For example, Sayre students interested in health careers get hands-on experience as they work with university doctors and community members in the field. The Health Center also engages parents and other community adults through Family Fitness Nights and offer free classes in healthy cooking The Sayre Health Center involves faculty, staff, and students from across the University. The multidisciplinary character of the program enables the work to be integrated into the curricula of both the public school and the University.

The Evansville-Vanderburgh School Corporation (EVSC) in Evansville, IN, in an effort to address the health disparities at Helfrich Park Middle School, has fully implemented a coordinated school health (CSH) model. The CSH model offers health education; physical education; health services; nutrition services; counseling, psychological, and social services; healthy school environment; health promotion for staff; and family and community involvement. School staff works with local hospitals to provide back-to-school physicals, dental care, and blood pressure screenings, along with the regular height and weight screenings.

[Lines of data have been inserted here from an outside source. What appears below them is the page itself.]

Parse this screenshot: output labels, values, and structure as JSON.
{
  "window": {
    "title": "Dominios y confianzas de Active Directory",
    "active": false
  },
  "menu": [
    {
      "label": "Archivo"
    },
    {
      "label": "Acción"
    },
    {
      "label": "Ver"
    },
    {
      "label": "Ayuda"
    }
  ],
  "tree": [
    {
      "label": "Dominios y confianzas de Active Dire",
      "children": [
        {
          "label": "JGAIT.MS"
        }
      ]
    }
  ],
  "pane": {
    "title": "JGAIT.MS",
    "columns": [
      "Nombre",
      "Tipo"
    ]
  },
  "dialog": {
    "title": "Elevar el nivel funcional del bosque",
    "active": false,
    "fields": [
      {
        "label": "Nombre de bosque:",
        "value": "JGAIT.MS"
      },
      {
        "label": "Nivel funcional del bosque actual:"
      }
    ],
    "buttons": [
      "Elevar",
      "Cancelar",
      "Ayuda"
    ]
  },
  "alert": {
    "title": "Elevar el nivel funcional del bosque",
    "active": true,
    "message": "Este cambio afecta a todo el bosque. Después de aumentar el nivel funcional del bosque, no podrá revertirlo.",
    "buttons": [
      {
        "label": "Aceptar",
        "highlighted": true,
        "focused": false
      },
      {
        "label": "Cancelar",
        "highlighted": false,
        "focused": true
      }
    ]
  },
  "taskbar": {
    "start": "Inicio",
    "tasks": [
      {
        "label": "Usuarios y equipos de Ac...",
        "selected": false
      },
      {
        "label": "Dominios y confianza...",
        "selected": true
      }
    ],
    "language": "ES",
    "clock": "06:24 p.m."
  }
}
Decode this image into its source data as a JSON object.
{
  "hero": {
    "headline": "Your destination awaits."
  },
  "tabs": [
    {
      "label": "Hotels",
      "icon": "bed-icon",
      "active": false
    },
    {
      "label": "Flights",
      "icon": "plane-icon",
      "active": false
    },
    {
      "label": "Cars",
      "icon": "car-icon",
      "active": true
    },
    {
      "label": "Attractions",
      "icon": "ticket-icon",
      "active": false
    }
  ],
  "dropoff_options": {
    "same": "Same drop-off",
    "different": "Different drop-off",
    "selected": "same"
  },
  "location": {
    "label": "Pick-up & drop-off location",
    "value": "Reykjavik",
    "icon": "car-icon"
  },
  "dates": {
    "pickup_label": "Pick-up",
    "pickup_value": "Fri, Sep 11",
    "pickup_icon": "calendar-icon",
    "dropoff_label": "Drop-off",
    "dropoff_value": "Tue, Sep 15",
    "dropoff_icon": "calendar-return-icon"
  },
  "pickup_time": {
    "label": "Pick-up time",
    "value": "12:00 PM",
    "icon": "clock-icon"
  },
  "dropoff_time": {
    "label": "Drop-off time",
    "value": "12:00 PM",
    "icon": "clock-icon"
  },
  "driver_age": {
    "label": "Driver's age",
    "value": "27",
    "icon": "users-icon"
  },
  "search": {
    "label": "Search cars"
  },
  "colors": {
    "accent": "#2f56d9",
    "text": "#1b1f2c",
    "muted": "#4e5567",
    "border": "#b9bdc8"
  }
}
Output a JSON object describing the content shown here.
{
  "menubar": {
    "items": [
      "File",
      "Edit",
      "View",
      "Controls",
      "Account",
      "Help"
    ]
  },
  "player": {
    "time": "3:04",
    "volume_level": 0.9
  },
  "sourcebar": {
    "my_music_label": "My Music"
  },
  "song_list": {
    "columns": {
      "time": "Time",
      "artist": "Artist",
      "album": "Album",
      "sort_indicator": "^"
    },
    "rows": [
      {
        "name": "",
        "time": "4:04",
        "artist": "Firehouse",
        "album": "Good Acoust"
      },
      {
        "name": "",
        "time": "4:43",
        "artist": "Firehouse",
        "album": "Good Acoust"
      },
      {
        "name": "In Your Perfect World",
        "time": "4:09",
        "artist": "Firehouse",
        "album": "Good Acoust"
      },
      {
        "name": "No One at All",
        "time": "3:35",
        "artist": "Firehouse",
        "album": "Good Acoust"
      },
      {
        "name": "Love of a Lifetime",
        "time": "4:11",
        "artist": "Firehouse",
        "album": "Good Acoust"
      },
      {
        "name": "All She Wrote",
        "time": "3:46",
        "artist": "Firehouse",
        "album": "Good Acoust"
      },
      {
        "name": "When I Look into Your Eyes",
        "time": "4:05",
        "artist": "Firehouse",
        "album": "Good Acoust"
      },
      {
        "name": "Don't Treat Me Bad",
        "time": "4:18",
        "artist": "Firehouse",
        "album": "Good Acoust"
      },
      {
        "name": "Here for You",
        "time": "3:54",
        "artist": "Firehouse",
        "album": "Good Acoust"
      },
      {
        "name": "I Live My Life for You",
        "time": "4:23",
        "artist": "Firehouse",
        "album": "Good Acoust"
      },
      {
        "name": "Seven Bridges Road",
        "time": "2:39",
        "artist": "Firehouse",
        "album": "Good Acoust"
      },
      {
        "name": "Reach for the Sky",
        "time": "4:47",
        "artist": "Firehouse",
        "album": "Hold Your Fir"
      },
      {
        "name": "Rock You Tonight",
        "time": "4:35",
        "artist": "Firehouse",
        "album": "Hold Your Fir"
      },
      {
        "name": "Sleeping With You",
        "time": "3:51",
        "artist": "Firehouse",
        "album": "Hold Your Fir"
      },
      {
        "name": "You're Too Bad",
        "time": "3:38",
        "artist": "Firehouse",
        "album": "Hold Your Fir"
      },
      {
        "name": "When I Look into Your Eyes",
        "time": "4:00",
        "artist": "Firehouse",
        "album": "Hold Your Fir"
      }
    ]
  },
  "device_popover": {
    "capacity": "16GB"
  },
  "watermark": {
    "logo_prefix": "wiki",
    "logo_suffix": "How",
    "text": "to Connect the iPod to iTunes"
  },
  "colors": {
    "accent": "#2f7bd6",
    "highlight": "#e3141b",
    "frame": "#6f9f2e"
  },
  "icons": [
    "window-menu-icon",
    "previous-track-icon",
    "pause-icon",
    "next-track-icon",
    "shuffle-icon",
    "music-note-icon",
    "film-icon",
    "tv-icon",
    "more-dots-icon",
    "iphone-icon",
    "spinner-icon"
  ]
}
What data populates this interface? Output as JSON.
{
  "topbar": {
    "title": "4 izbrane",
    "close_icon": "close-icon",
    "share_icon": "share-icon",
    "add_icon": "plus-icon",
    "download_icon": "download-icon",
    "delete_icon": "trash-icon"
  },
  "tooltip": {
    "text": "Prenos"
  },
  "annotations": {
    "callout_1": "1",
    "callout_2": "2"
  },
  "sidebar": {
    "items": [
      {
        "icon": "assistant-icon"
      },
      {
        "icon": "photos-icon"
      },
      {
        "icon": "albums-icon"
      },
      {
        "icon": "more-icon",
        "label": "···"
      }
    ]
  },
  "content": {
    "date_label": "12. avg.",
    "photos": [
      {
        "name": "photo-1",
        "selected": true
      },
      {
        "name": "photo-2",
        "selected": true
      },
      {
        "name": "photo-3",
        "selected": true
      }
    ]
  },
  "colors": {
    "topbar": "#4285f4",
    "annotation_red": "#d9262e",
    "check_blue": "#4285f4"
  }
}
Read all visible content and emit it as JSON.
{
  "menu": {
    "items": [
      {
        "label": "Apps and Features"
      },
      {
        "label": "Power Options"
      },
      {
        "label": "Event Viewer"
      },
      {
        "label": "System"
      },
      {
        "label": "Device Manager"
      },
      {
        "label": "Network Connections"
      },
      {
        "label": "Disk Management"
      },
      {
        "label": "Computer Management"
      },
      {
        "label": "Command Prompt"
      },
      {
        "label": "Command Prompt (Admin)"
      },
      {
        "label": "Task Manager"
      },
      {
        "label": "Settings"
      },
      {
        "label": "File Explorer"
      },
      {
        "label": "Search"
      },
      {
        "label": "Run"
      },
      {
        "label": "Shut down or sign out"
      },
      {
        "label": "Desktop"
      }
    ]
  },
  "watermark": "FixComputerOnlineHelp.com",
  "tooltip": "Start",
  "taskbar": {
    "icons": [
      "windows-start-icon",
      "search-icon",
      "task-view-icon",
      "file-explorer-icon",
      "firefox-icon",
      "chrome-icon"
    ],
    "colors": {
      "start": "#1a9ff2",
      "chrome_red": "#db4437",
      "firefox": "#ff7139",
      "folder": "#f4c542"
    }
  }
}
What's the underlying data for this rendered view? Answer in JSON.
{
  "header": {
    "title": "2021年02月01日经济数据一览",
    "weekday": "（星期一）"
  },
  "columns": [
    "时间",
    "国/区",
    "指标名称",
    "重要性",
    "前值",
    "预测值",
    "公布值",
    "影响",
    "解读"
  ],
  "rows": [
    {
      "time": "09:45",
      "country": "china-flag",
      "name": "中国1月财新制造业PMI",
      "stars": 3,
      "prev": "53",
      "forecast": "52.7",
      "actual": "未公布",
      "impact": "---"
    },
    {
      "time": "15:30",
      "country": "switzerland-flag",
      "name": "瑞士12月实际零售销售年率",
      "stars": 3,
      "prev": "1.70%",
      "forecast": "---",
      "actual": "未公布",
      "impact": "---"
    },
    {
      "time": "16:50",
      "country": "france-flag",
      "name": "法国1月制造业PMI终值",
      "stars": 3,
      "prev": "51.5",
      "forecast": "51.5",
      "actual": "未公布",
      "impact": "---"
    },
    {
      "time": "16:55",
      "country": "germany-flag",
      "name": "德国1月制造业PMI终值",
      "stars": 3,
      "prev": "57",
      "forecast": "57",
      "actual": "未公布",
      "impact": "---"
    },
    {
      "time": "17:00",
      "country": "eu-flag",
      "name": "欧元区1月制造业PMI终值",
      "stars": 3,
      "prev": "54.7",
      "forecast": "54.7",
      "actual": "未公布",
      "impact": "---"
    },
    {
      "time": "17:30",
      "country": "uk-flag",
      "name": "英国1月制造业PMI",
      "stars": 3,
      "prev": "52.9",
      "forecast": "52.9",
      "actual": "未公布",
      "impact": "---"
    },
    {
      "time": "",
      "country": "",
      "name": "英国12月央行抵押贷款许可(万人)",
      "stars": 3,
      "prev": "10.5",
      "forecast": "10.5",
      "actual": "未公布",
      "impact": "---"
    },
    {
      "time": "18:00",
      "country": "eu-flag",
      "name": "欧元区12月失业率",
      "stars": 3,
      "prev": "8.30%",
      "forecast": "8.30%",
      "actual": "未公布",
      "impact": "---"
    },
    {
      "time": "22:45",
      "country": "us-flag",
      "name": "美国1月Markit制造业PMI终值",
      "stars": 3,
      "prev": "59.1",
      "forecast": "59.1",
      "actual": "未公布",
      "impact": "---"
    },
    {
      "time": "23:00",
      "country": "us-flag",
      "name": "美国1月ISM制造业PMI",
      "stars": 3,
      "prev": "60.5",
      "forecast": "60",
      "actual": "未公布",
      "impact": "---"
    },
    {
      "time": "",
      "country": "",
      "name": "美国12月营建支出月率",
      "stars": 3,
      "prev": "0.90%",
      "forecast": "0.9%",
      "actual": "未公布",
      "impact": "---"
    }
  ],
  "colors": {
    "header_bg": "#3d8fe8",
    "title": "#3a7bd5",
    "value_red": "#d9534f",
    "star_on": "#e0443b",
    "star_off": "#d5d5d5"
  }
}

The CSH model also benefits school staff, families, and community members. At the school level, the registered dietician consults both students and staff on their dietary habits, needs, etc. Health awareness is a key component of EVSC’s CSH work. Health education and programs such as walking clubs and dance-dance revolution are being provided before and after school, as well as during recess. Audra Offutt, a wellness coordinator at the community school at Helfrich Park Middle School says, “I feel like we are making a comprehensive effort to make a positive impact on the lives of our students!” The EVSC’s coordinated school health efforts are gaining attention nation-wide. The division of Adolescent and School Health of the U.S. Centers for Disease Control and Prevention (CDC) recently selected the EVSC as one of the nation’s leading sites for coordinated school health. After receiving more than 80 nominations from across the country, the CDC selected the EVSC’s program as one of only six models that exemplified best practices in coordinated school health.

To date, Helfrich’s results are strong and make the case for more CHCs and SBHCs. Schools report students sharing health experiences of trying new healthy foods or different physical activities. Additionally, parents report to teachers, administrators, and coordinators their appreciation for the health newsletters, lessons, and activities that are available to their child(ren). Many of those parents report the nutrition and physical activity for their families have been impacted positively at home.


Children who attend schools without a SBHC are at risk of receiving little or no health, dental and mental health services. A recent Institute of Medicine report noted the number of teens that already rely on safety net health providers, including SBHCs, as their only source of care. The rise of SBHCs, which are thriving in the community school environment, is a clarion call to the challenges faced by economically disadvantaged children and families in today’s economy. Schools must get engaged more deeply in this discussion and consider partnerships with health centers, bringing them into their buildings where the children are. Mandatory reimbursement for SBHCs under public insurance programs and/or a federal authorizing program for SBHCs are provisions that will ensure that SBHCs can continue to provide their valuable services to our nation’s most vulnerable population.

Comments & Ratings

  12/8/2012 10:26:00 PM

New Comment 
I teach at an alternative ed scohol. One of the vocational programs we have offered, in addition to shop, auto mechanics, etc., was an introductory program for students who wanted to enter a health care profession. The woman who taught the course was an RN, and the students learned ethics, medical terms, record keeping, and also visited job locations in various medical facilities.